**DIRECTIONS FOR THIS TASK**
The answer must consist of every line from the entries that holds the word "delete".

App and web page records:
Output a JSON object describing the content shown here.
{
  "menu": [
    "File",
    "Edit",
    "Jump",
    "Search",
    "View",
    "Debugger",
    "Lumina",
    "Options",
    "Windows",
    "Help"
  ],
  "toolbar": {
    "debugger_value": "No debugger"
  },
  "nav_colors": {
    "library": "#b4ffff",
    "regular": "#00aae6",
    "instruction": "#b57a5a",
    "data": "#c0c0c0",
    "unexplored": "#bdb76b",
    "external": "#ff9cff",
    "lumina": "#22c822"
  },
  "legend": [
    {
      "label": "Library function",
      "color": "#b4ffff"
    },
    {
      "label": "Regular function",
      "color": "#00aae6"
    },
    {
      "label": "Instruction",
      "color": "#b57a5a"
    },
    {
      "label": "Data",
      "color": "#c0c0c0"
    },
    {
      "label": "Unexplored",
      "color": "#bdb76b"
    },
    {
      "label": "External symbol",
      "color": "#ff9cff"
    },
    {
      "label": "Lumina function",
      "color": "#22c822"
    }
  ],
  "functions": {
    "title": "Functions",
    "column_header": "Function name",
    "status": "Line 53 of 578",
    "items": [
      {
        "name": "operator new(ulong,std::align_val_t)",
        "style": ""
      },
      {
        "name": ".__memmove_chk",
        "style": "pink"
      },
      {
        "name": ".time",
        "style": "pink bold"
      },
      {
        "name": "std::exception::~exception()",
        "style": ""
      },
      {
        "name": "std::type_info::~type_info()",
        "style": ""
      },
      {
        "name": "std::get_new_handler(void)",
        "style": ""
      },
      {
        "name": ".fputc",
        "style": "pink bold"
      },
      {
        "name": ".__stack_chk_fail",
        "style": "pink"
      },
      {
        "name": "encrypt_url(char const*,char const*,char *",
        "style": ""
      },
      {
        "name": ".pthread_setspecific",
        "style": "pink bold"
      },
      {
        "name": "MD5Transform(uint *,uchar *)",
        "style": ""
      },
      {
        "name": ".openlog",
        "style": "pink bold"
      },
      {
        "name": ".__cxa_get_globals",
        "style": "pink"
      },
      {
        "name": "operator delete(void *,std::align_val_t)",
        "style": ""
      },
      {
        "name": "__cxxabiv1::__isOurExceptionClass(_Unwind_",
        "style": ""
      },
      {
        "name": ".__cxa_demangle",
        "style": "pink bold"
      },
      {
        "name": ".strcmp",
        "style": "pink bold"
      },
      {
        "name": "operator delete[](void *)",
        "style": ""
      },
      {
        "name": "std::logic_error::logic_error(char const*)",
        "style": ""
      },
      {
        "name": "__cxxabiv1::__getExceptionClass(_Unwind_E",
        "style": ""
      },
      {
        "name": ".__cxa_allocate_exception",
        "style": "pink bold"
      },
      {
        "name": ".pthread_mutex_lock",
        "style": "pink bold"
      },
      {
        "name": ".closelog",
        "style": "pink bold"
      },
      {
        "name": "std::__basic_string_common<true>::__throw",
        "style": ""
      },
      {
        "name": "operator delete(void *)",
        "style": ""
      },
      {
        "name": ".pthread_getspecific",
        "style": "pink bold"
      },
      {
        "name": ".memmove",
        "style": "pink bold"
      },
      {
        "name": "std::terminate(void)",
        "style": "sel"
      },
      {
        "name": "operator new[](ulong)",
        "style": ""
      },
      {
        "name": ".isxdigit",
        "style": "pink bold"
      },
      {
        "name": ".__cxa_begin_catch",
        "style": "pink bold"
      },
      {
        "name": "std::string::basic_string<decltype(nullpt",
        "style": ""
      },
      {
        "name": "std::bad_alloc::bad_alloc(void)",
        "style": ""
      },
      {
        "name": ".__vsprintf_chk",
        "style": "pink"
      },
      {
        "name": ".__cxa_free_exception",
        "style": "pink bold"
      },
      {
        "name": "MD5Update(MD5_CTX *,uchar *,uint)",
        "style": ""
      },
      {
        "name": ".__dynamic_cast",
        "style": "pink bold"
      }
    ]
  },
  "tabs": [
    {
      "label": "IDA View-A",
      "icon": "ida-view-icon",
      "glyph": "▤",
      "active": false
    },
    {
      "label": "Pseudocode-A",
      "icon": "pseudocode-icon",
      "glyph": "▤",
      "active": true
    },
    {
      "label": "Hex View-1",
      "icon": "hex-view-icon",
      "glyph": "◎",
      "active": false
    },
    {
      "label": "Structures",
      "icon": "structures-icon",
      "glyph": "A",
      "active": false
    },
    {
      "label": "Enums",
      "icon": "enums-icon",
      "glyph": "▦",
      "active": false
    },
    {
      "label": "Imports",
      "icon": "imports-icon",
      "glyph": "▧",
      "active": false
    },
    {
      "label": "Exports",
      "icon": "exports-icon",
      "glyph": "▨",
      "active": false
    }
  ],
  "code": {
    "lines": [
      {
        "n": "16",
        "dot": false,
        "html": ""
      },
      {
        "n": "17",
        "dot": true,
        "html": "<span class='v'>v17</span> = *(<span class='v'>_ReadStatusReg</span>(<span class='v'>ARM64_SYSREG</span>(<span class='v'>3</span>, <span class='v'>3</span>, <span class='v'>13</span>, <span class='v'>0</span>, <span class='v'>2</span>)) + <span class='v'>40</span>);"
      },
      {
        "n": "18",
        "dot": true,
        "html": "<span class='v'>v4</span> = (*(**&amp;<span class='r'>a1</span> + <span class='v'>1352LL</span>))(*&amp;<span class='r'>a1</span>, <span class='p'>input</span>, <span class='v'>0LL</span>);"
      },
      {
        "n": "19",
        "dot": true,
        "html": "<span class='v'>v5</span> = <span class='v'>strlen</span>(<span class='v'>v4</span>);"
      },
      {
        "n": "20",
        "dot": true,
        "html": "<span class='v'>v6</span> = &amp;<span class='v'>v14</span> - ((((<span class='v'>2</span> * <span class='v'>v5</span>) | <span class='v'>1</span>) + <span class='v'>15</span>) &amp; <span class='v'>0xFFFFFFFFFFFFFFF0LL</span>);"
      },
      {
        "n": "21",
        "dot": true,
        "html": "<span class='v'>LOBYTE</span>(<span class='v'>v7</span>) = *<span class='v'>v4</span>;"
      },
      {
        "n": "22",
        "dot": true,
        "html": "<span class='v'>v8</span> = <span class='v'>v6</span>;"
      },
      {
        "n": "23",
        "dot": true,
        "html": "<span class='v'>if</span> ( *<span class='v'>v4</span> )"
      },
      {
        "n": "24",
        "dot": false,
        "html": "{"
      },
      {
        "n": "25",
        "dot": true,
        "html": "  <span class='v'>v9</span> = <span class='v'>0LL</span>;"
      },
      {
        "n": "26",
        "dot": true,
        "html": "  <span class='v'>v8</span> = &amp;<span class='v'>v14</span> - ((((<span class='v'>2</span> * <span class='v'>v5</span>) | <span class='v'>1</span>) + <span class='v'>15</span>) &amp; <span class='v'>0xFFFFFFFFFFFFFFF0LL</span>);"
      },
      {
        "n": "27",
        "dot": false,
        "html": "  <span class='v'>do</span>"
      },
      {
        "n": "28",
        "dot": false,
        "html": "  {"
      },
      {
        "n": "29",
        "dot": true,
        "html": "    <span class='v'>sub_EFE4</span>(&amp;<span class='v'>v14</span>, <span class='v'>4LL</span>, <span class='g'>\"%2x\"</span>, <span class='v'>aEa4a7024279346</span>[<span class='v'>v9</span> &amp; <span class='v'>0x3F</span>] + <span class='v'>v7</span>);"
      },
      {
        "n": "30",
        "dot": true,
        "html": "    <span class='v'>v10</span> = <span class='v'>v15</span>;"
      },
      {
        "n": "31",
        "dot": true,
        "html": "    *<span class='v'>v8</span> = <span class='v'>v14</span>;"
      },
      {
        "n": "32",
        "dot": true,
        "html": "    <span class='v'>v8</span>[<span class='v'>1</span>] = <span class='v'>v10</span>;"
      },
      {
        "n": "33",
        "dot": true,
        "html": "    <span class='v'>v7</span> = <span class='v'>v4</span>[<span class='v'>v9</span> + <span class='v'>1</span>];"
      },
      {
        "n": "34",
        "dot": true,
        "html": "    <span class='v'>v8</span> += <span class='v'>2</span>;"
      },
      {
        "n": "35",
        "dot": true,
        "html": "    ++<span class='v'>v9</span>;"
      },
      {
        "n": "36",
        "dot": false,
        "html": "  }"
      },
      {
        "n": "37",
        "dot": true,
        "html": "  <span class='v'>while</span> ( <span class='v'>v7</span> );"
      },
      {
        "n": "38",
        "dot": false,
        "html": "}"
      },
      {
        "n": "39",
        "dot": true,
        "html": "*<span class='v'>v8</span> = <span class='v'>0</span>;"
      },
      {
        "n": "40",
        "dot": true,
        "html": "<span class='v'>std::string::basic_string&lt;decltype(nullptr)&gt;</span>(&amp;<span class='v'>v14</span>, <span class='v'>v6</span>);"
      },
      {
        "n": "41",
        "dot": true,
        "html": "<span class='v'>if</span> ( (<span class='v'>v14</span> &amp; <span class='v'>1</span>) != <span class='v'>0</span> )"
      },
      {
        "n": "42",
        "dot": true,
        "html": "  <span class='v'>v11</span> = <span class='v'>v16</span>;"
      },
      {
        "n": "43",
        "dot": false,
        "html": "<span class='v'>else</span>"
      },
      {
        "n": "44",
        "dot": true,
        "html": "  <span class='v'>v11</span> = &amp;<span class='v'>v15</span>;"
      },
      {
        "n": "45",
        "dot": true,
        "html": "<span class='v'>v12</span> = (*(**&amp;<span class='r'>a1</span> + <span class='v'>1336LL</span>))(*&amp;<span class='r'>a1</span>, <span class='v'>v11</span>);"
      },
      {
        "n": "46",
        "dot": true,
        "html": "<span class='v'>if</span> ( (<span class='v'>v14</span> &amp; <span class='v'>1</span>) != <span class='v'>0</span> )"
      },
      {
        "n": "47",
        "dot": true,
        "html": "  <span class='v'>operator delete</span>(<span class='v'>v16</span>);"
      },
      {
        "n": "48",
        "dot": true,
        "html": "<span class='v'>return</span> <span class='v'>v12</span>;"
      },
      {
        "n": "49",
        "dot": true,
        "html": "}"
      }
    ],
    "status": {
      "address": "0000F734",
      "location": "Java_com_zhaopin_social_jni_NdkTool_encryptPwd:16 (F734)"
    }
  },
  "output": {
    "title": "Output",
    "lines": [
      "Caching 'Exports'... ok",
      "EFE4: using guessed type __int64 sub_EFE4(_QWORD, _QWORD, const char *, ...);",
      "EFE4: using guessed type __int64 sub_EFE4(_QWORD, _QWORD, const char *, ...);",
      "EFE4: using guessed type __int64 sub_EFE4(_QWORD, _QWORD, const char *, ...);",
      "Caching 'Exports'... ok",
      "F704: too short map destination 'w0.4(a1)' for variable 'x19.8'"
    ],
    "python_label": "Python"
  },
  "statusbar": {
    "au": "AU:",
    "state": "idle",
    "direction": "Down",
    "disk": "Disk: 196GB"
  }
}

**TASK SOLUTION**
        "name": "operator delete(void *,std::align_val_t)",
        "name": "operator delete[](void *)",
        "name": "operator delete(void *)",
        "html": "  <span class='v'>operator delete</span>(<span class='v'>v16</span>);"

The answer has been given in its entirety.